In the next box, select and copy the codes, paste them to the HTML editor of a blog post or web page, and an interactive chart will be shown as the one below; notice that in the original codes, the default dimensions are 500 pixels wide and 300 pixels tall; I changed it to 650*450 for display in this blog post.

It should be noted that in some browsers, an embedded chart may have unsightly scroll bars along the right and the bottom borders. I have not been able to find a fix, but we can always embed a chart image which is automatically generated and doesn’t have scroll bars. All we need to do is to click “publish chart” on the sheet that holds the chart; in the pop-up window, select “image” as the publish format, copy the link and paste it to a blog post or web page. The chart image of the demo project in this post is embedded below:

Want to learn more about web scraping? Here’s some popular books on Amazon that you can check out:

Related Posts:

About Mu Lin

Dr. Mu Lin is a digital journalism professional and educator in New Jersey, United States. Dr. Lin manages an online marketing company. He also manages MulinBlog Online J-School (, a free online journalism training program, which offers courses such as Audio Slideshow Storytelling; Introduction to Social Media Marketing; Writing for the Web; Google Mapping for Communicators; Introduction to Data Visualization; Introduction to Web Metrics and Google Analytics.
This entry was posted in Data journalism. Bookmark the permalink.

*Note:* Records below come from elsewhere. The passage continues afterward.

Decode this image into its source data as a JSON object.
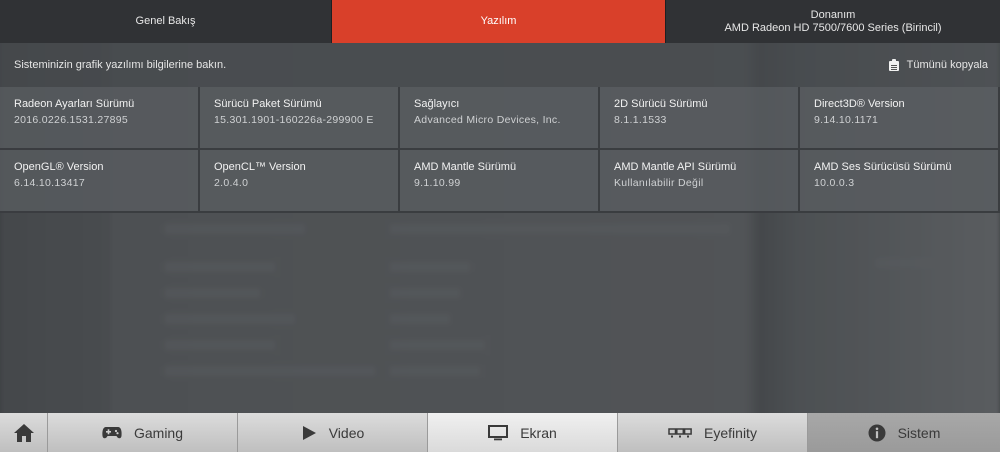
{
  "tabs": [
    {
      "label": "Genel Bakış",
      "sub": ""
    },
    {
      "label": "Yazılım",
      "sub": ""
    },
    {
      "label": "Donanım",
      "sub": "AMD Radeon HD 7500/7600 Series (Birincil)"
    }
  ],
  "infobar": {
    "text": "Sisteminizin grafik yazılımı bilgilerine bakın.",
    "copy_label": "Tümünü kopyala"
  },
  "cells": [
    {
      "label": "Radeon Ayarları Sürümü",
      "value": "2016.0226.1531.27895"
    },
    {
      "label": "Sürücü Paket Sürümü",
      "value": "15.301.1901-160226a-299900 E"
    },
    {
      "label": "Sağlayıcı",
      "value": "Advanced Micro Devices, Inc."
    },
    {
      "label": "2D Sürücü Sürümü",
      "value": "8.1.1.1533"
    },
    {
      "label": "Direct3D® Version",
      "value": "9.14.10.1171"
    },
    {
      "label": "OpenGL® Version",
      "value": "6.14.10.13417"
    },
    {
      "label": "OpenCL™ Version",
      "value": "2.0.4.0"
    },
    {
      "label": "AMD Mantle Sürümü",
      "value": "9.1.10.99"
    },
    {
      "label": "AMD Mantle API Sürümü",
      "value": "Kullanılabilir Değil"
    },
    {
      "label": "AMD Ses Sürücüsü Sürümü",
      "value": "10.0.0.3"
    }
  ],
  "nav": [
    {
      "label": "Gaming",
      "icon": "gamepad-icon"
    },
    {
      "label": "Video",
      "icon": "play-icon"
    },
    {
      "label": "Ekran",
      "icon": "monitor-icon"
    },
    {
      "label": "Eyefinity",
      "icon": "eyefinity-icon"
    },
    {
      "label": "Sistem",
      "icon": "info-icon"
    }
  ],
  "colors": {
    "active_tab": "#d9402a",
    "cell_bg": "#585c60",
    "nav_bg": "#d0d0d0"
  }
}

7 Responses to Basic web scraping and data visualization using Google Spreadsheets

  1. Pingback: Basic web scraping and data visualization using...

  2. Nice post Thanks For Sharing and providing the Step By Step Information on data visualization using Google Spreadsheets.

  3. iwebscraping says:

    Really Google provide good free services, Thanks for explaining how we can use Google spread sheet for web scraping. Excellent post.

  4. Jos P says:

    Any way to import just a cell range and not the whole table? Thanks

  5. Shalin says:

    Google spreadsheet is also good, but their charts lack supportable features. Since I use creately an online diagram software with cloud and collaboration support.

Leave a Reply